[Entries from a dataset of interfaces]
------------------------
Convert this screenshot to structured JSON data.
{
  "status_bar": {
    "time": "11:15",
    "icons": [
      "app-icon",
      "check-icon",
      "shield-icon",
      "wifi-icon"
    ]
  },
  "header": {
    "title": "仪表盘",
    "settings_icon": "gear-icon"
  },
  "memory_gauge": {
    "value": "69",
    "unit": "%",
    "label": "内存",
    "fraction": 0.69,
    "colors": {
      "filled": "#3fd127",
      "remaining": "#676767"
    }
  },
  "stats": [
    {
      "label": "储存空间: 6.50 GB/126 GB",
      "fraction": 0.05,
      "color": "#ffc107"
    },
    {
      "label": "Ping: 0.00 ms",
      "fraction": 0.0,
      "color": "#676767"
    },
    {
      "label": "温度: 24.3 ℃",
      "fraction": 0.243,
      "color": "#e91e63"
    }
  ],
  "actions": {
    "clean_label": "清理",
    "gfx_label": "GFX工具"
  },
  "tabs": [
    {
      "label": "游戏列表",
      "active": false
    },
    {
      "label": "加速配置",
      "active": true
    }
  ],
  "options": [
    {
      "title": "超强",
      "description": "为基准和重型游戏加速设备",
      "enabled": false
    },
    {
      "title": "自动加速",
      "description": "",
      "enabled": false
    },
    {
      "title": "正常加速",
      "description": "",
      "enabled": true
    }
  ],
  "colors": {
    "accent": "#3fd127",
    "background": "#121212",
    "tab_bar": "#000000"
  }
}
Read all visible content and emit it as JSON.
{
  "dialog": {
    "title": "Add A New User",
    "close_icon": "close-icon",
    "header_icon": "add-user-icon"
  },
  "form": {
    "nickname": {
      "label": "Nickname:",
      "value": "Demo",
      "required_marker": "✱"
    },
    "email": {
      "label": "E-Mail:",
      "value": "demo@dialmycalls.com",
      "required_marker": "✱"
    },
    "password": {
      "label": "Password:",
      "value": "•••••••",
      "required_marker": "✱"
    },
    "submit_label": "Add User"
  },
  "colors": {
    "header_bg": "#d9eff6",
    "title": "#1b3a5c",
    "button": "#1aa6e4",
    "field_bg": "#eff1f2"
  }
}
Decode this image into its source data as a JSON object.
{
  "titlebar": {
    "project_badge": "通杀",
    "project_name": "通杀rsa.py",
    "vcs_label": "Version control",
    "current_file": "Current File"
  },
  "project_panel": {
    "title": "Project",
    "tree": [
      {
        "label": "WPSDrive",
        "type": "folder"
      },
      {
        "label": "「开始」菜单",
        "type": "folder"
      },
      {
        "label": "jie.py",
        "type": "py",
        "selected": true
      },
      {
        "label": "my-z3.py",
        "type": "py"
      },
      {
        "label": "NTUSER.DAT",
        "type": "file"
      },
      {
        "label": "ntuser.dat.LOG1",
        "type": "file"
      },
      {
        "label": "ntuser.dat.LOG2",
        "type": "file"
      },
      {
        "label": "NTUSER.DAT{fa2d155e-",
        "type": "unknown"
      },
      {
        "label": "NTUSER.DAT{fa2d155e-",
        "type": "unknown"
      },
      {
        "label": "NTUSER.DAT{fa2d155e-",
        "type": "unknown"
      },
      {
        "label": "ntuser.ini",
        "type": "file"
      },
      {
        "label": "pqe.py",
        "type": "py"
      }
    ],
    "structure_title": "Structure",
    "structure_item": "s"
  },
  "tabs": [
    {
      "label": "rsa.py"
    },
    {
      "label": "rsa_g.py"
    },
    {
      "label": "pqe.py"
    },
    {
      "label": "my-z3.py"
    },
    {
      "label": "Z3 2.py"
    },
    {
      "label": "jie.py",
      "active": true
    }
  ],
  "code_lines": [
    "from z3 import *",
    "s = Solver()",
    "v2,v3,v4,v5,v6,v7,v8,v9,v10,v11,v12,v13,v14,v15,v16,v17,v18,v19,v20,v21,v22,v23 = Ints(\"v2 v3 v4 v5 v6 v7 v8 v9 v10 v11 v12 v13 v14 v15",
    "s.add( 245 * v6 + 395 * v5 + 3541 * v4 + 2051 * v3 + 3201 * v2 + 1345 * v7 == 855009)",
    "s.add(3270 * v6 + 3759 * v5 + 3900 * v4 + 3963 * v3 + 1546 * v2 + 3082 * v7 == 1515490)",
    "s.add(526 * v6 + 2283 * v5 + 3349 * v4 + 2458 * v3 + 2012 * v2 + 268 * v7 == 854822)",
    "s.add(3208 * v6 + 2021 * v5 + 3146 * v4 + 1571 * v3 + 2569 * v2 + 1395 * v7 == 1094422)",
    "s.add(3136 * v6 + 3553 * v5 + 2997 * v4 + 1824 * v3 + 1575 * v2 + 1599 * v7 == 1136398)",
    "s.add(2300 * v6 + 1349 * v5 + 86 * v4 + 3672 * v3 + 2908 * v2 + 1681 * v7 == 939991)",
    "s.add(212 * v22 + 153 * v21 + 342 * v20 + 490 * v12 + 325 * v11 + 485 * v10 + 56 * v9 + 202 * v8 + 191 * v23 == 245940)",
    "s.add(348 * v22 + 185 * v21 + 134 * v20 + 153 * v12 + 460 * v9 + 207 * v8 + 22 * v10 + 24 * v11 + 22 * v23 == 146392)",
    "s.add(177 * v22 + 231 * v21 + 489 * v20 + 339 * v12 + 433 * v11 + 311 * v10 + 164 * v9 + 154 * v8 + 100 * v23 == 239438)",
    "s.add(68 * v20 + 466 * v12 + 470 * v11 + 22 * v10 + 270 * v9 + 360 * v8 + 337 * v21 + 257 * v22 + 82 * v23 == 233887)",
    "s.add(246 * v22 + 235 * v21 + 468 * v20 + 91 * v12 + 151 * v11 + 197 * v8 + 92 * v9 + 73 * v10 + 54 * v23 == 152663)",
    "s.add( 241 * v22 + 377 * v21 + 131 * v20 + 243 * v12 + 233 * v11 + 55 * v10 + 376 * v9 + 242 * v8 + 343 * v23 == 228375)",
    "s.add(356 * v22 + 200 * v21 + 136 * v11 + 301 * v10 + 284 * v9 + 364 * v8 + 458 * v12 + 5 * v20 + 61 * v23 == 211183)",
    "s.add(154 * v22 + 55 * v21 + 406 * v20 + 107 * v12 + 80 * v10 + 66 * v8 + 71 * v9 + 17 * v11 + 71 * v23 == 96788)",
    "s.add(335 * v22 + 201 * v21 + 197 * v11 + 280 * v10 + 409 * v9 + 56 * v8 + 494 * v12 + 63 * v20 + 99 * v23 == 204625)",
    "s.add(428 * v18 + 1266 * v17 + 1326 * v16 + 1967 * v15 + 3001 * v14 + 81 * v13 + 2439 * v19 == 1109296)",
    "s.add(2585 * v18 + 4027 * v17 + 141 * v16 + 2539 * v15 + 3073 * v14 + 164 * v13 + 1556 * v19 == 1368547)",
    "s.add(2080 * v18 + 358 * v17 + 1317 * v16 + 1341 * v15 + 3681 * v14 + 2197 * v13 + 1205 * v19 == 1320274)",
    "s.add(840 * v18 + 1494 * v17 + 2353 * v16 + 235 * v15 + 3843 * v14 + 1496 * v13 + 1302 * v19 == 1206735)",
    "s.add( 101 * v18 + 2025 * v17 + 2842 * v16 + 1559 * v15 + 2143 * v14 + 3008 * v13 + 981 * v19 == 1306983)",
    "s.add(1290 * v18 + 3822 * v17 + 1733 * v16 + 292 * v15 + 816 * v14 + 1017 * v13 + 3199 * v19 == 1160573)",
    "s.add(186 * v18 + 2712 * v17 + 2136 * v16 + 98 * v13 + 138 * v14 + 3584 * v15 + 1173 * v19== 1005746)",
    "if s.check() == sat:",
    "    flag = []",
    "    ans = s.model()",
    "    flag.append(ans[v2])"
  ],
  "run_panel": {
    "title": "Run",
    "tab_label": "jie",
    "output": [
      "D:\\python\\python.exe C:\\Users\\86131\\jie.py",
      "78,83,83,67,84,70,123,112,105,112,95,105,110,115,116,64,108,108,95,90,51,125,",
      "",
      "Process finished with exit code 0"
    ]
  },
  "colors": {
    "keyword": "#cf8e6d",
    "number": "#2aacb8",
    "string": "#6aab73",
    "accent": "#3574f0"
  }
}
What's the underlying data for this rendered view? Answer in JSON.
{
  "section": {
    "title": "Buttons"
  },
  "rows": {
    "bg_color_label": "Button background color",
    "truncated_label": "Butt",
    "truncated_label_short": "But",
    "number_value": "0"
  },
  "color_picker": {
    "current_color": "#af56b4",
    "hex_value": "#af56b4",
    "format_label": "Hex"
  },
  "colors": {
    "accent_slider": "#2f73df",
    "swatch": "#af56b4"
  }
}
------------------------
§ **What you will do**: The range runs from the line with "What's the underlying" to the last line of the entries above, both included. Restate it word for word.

§ **Answer box**:
What's the underlying data for this rendered view? Answer in JSON.
{
  "section": {
    "title": "Buttons"
  },
  "rows": {
    "bg_color_label": "Button background color",
    "truncated_label": "Butt",
    "truncated_label_short": "But",
    "number_value": "0"
  },
  "color_picker": {
    "current_color": "#af56b4",
    "hex_value": "#af56b4",
    "format_label": "Hex"
  },
  "colors": {
    "accent_slider": "#2f73df",
    "swatch": "#af56b4"
  }
}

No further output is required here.